> _TASK TO CARRY OUT_:
Line by line, print the records exactly.

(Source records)

--- START ---

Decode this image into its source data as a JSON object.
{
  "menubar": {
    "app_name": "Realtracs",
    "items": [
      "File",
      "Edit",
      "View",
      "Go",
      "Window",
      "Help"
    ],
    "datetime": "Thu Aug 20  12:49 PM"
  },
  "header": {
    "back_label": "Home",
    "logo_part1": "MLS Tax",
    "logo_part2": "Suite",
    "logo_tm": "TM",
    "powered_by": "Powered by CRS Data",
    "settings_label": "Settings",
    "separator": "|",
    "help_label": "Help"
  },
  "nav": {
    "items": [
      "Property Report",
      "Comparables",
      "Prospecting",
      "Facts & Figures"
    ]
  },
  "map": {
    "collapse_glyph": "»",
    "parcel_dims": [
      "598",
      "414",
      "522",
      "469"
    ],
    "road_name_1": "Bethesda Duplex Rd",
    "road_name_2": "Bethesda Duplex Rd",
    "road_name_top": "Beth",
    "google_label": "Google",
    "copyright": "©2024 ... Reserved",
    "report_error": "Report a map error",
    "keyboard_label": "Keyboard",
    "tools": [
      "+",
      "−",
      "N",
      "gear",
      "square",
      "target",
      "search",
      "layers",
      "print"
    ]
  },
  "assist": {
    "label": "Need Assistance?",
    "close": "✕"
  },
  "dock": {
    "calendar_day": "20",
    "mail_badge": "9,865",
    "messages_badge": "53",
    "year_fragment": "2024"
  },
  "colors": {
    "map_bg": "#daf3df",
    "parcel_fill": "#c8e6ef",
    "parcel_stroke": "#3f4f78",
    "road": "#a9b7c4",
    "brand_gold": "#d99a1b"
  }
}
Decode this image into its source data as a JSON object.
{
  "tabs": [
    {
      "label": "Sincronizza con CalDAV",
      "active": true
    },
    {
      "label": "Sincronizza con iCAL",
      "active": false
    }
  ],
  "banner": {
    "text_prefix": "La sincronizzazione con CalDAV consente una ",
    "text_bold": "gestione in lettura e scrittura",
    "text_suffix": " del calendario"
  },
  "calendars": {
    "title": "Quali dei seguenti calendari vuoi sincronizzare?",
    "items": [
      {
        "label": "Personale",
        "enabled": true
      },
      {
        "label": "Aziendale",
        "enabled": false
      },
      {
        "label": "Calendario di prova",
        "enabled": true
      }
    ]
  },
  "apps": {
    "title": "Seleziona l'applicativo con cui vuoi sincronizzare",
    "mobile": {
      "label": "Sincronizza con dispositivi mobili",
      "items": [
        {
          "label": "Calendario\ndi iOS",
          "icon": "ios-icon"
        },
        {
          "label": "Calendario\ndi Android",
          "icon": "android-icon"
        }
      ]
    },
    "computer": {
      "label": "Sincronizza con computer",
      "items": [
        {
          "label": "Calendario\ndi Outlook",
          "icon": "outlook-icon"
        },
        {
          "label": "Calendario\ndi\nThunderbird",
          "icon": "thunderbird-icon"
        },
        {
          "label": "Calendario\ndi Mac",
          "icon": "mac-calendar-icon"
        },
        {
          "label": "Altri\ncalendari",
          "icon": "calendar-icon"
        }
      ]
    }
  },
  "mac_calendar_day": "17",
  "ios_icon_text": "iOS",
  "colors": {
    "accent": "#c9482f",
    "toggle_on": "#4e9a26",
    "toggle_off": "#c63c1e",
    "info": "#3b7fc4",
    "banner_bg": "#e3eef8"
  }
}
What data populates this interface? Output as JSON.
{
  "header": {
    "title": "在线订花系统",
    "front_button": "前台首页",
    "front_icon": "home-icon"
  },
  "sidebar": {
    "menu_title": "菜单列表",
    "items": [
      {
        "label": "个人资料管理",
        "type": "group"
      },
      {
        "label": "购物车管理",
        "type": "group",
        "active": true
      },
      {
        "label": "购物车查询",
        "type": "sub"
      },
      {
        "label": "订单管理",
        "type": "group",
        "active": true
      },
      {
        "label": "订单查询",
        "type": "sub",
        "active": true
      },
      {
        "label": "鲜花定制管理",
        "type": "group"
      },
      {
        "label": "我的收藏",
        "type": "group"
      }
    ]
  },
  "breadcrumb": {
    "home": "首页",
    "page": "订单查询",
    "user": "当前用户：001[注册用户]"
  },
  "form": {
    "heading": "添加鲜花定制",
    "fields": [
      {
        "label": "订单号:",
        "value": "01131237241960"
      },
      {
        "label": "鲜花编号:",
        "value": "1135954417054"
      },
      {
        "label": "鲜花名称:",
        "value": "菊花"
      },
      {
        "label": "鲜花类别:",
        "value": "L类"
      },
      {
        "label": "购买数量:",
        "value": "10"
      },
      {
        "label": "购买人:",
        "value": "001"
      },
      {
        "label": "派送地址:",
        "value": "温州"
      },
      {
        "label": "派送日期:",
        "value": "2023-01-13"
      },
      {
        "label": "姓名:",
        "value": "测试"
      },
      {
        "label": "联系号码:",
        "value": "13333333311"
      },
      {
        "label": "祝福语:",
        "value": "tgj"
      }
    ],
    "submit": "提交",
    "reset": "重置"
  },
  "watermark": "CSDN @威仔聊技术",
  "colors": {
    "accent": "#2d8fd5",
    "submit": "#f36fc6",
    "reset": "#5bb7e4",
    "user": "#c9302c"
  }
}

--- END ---

> _ANSWER BELOW_:
Decode this image into its source data as a JSON object.
{
  "menubar": {
    "app_name": "Realtracs",
    "items": [
      "File",
      "Edit",
      "View",
      "Go",
      "Window",
      "Help"
    ],
    "datetime": "Thu Aug 20  12:49 PM"
  },
  "header": {
    "back_label": "Home",
    "logo_part1": "MLS Tax",
    "logo_part2": "Suite",
    "logo_tm": "TM",
    "powered_by": "Powered by CRS Data",
    "settings_label": "Settings",
    "separator": "|",
    "help_label": "Help"
  },
  "nav": {
    "items": [
      "Property Report",
      "Comparables",
      "Prospecting",
      "Facts & Figures"
    ]
  },
  "map": {
    "collapse_glyph": "»",
    "parcel_dims": [
      "598",
      "414",
      "522",
      "469"
    ],
    "road_name_1": "Bethesda Duplex Rd",
    "road_name_2": "Bethesda Duplex Rd",
    "road_name_top": "Beth",
    "google_label": "Google",
    "copyright": "©2024 ... Reserved",
    "report_error": "Report a map error",
    "keyboard_label": "Keyboard",
    "tools": [
      "+",
      "−",
      "N",
      "gear",
      "square",
      "target",
      "search",
      "layers",
      "print"
    ]
  },
  "assist": {
    "label": "Need Assistance?",
    "close": "✕"
  },
  "dock": {
    "calendar_day": "20",
    "mail_badge": "9,865",
    "messages_badge": "53",
    "year_fragment": "2024"
  },
  "colors": {
    "map_bg": "#daf3df",
    "parcel_fill": "#c8e6ef",
    "parcel_stroke": "#3f4f78",
    "road": "#a9b7c4",
    "brand_gold": "#d99a1b"
  }
}
Decode this image into its source data as a JSON object.
{
  "tabs": [
    {
      "label": "Sincronizza con CalDAV",
      "active": true
    },
    {
      "label": "Sincronizza con iCAL",
      "active": false
    }
  ],
  "banner": {
    "text_prefix": "La sincronizzazione con CalDAV consente una ",
    "text_bold": "gestione in lettura e scrittura",
    "text_suffix": " del calendario"
  },
  "calendars": {
    "title": "Quali dei seguenti calendari vuoi sincronizzare?",
    "items": [
      {
        "label": "Personale",
        "enabled": true
      },
      {
        "label": "Aziendale",
        "enabled": false
      },
      {
        "label": "Calendario di prova",
        "enabled": true
      }
    ]
  },
  "apps": {
    "title": "Seleziona l'applicativo con cui vuoi sincronizzare",
    "mobile": {
      "label": "Sincronizza con dispositivi mobili",
      "items": [
        {
          "label": "Calendario\ndi iOS",
          "icon": "ios-icon"
        },
        {
          "label": "Calendario\ndi Android",
          "icon": "android-icon"
        }
      ]
    },
    "computer": {
      "label": "Sincronizza con computer",
      "items": [
        {
          "label": "Calendario\ndi Outlook",
          "icon": "outlook-icon"
        },
        {
          "label": "Calendario\ndi\nThunderbird",
          "icon": "thunderbird-icon"
        },
        {
          "label": "Calendario\ndi Mac",
          "icon": "mac-calendar-icon"
        },
        {
          "label": "Altri\ncalendari",
          "icon": "calendar-icon"
        }
      ]
    }
  },
  "mac_calendar_day": "17",
  "ios_icon_text": "iOS",
  "colors": {
    "accent": "#c9482f",
    "toggle_on": "#4e9a26",
    "toggle_off": "#c63c1e",
    "info": "#3b7fc4",
    "banner_bg": "#e3eef8"
  }
}
What data populates this interface? Output as JSON.
{
  "header": {
    "title": "在线订花系统",
    "front_button": "前台首页",
    "front_icon": "home-icon"
  },
  "sidebar": {
    "menu_title": "菜单列表",
    "items": [
      {
        "label": "个人资料管理",
        "type": "group"
      },
      {
        "label": "购物车管理",
        "type": "group",
        "active": true
      },
      {
        "label": "购物车查询",
        "type": "sub"
      },
      {
        "label": "订单管理",
        "type": "group",
        "active": true
      },
      {
        "label": "订单查询",
        "type": "sub",
        "active": true
      },
      {
        "label": "鲜花定制管理",
        "type": "group"
      },
      {
        "label": "我的收藏",
        "type": "group"
      }
    ]
  },
  "breadcrumb": {
    "home": "首页",
    "page": "订单查询",
    "user": "当前用户：001[注册用户]"
  },
  "form": {
    "heading": "添加鲜花定制",
    "fields": [
      {
        "label": "订单号:",
        "value": "01131237241960"
      },
      {
        "label": "鲜花编号:",
        "value": "1135954417054"
      },
      {
        "label": "鲜花名称:",
        "value": "菊花"
      },
      {
        "label": "鲜花类别:",
        "value": "L类"
      },
      {
        "label": "购买数量:",
        "value": "10"
      },
      {
        "label": "购买人:",
        "value": "001"
      },
      {
        "label": "派送地址:",
        "value": "温州"
      },
      {
        "label": "派送日期:",
        "value": "2023-01-13"
      },
      {
        "label": "姓名:",
        "value": "测试"
      },
      {
        "label": "联系号码:",
        "value": "13333333311"
      },
      {
        "label": "祝福语:",
        "value": "tgj"
      }
    ],
    "submit": "提交",
    "reset": "重置"
  },
  "watermark": "CSDN @威仔聊技术",
  "colors": {
    "accent": "#2d8fd5",
    "submit": "#f36fc6",
    "reset": "#5bb7e4",
    "user": "#c9302c"
  }
}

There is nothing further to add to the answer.